The task: Would you please write out each entry precisely as given?

○ ○ ○ ○ ○ ○ ○

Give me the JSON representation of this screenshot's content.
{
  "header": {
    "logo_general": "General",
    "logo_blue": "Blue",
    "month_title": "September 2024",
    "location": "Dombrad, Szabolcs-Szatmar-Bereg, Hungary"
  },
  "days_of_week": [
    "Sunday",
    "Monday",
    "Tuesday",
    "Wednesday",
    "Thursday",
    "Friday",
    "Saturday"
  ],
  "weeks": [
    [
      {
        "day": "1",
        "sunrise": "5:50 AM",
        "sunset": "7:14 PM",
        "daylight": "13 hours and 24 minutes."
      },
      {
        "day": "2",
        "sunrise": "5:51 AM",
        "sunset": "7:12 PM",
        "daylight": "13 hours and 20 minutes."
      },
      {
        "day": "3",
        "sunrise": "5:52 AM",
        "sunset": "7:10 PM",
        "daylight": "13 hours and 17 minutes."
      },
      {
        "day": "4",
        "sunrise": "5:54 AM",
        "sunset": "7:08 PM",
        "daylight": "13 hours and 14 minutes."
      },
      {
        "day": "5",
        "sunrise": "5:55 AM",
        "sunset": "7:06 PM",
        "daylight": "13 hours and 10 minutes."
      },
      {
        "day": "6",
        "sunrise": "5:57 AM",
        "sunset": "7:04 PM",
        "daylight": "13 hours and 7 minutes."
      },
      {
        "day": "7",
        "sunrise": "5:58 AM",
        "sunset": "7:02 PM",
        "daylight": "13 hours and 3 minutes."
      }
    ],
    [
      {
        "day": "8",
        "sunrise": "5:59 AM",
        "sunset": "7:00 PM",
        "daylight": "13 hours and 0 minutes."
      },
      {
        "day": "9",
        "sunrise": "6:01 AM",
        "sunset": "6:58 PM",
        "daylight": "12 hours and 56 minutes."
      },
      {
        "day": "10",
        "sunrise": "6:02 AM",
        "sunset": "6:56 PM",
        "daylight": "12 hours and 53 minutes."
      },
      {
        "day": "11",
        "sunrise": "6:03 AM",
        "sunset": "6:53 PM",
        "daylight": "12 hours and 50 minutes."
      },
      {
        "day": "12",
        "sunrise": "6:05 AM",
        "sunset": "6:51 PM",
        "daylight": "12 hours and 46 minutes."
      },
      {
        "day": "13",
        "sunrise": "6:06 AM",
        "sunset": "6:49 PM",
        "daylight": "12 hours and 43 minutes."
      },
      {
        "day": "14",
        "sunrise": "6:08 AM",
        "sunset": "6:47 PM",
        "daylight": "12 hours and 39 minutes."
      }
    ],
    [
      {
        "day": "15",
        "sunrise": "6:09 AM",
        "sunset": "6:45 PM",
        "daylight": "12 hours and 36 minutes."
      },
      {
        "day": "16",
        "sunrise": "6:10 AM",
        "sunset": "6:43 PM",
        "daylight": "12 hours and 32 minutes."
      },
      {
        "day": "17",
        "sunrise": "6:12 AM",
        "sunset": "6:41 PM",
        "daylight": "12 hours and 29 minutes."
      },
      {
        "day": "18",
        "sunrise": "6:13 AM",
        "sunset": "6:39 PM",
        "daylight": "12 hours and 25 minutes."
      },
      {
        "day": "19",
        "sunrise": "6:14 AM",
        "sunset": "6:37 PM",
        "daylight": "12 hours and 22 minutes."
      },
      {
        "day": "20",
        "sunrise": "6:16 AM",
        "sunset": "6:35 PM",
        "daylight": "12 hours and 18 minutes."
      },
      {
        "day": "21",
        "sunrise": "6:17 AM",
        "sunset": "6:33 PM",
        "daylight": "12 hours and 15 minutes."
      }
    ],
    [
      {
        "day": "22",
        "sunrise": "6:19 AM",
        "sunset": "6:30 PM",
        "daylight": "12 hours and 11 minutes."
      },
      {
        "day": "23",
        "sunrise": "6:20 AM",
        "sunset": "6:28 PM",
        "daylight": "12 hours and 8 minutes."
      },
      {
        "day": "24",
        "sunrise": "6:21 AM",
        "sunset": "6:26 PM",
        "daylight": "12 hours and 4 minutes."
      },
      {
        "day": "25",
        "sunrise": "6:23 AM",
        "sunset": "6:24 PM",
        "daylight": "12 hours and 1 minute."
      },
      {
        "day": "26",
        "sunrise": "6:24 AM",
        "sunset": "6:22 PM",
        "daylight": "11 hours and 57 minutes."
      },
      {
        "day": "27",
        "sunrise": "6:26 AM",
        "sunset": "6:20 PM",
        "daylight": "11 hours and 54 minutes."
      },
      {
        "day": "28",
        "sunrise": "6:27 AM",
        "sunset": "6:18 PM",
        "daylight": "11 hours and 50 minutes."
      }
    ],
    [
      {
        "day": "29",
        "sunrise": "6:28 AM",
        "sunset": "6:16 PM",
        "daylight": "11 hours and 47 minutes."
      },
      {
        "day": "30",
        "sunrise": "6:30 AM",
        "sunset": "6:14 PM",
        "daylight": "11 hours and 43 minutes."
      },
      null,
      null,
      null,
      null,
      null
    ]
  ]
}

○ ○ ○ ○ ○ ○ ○

Reply to the exercise:
Give me the JSON representation of this screenshot's content.
{
  "header": {
    "logo_general": "General",
    "logo_blue": "Blue",
    "month_title": "September 2024",
    "location": "Dombrad, Szabolcs-Szatmar-Bereg, Hungary"
  },
  "days_of_week": [
    "Sunday",
    "Monday",
    "Tuesday",
    "Wednesday",
    "Thursday",
    "Friday",
    "Saturday"
  ],
  "weeks": [
    [
      {
        "day": "1",
        "sunrise": "5:50 AM",
        "sunset": "7:14 PM",
        "daylight": "13 hours and 24 minutes."
      },
      {
        "day": "2",
        "sunrise": "5:51 AM",
        "sunset": "7:12 PM",
        "daylight": "13 hours and 20 minutes."
      },
      {
        "day": "3",
        "sunrise": "5:52 AM",
        "sunset": "7:10 PM",
        "daylight": "13 hours and 17 minutes."
      },
      {
        "day": "4",
        "sunrise": "5:54 AM",
        "sunset": "7:08 PM",
        "daylight": "13 hours and 14 minutes."
      },
      {
        "day": "5",
        "sunrise": "5:55 AM",
        "sunset": "7:06 PM",
        "daylight": "13 hours and 10 minutes."
      },
      {
        "day": "6",
        "sunrise": "5:57 AM",
        "sunset": "7:04 PM",
        "daylight": "13 hours and 7 minutes."
      },
      {
        "day": "7",
        "sunrise": "5:58 AM",
        "sunset": "7:02 PM",
        "daylight": "13 hours and 3 minutes."
      }
    ],
    [
      {
        "day": "8",
        "sunrise": "5:59 AM",
        "sunset": "7:00 PM",
        "daylight": "13 hours and 0 minutes."
      },
      {
        "day": "9",
        "sunrise": "6:01 AM",
        "sunset": "6:58 PM",
        "daylight": "12 hours and 56 minutes."
      },
      {
        "day": "10",
        "sunrise": "6:02 AM",
        "sunset": "6:56 PM",
        "daylight": "12 hours and 53 minutes."
      },
      {
        "day": "11",
        "sunrise": "6:03 AM",
        "sunset": "6:53 PM",
        "daylight": "12 hours and 50 minutes."
      },
      {
        "day": "12",
        "sunrise": "6:05 AM",
        "sunset": "6:51 PM",
        "daylight": "12 hours and 46 minutes."
      },
      {
        "day": "13",
        "sunrise": "6:06 AM",
        "sunset": "6:49 PM",
        "daylight": "12 hours and 43 minutes."
      },
      {
        "day": "14",
        "sunrise": "6:08 AM",
        "sunset": "6:47 PM",
        "daylight": "12 hours and 39 minutes."
      }
    ],
    [
      {
        "day": "15",
        "sunrise": "6:09 AM",
        "sunset": "6:45 PM",
        "daylight": "12 hours and 36 minutes."
      },
      {
        "day": "16",
        "sunrise": "6:10 AM",
        "sunset": "6:43 PM",
        "daylight": "12 hours and 32 minutes."
      },
      {
        "day": "17",
        "sunrise": "6:12 AM",
        "sunset": "6:41 PM",
        "daylight": "12 hours and 29 minutes."
      },
      {
        "day": "18",
        "sunrise": "6:13 AM",
        "sunset": "6:39 PM",
        "daylight": "12 hours and 25 minutes."
      },
      {
        "day": "19",
        "sunrise": "6:14 AM",
        "sunset": "6:37 PM",
        "daylight": "12 hours and 22 minutes."
      },
      {
        "day": "20",
        "sunrise": "6:16 AM",
        "sunset": "6:35 PM",
        "daylight": "12 hours and 18 minutes."
      },
      {
        "day": "21",
        "sunrise": "6:17 AM",
        "sunset": "6:33 PM",
        "daylight": "12 hours and 15 minutes."
      }
    ],
    [
      {
        "day": "22",
        "sunrise": "6:19 AM",
        "sunset": "6:30 PM",
        "daylight": "12 hours and 11 minutes."
      },
      {
        "day": "23",
        "sunrise": "6:20 AM",
        "sunset": "6:28 PM",
        "daylight": "12 hours and 8 minutes."
      },
      {
        "day": "24",
        "sunrise": "6:21 AM",
        "sunset": "6:26 PM",
        "daylight": "12 hours and 4 minutes."
      },
      {
        "day": "25",
        "sunrise": "6:23 AM",
        "sunset": "6:24 PM",
        "daylight": "12 hours and 1 minute."
      },
      {
        "day": "26",
        "sunrise": "6:24 AM",
        "sunset": "6:22 PM",
        "daylight": "11 hours and 57 minutes."
      },
      {
        "day": "27",
        "sunrise": "6:26 AM",
        "sunset": "6:20 PM",
        "daylight": "11 hours and 54 minutes."
      },
      {
        "day": "28",
        "sunrise": "6:27 AM",
        "sunset": "6:18 PM",
        "daylight": "11 hours and 50 minutes."
      }
    ],
    [
      {
        "day": "29",
        "sunrise": "6:28 AM",
        "sunset": "6:16 PM",
        "daylight": "11 hours and 47 minutes."
      },
      {
        "day": "30",
        "sunrise": "6:30 AM",
        "sunset": "6:14 PM",
        "daylight": "11 hours and 43 minutes."
      },
      null,
      null,
      null,
      null,
      null
    ]
  ]
}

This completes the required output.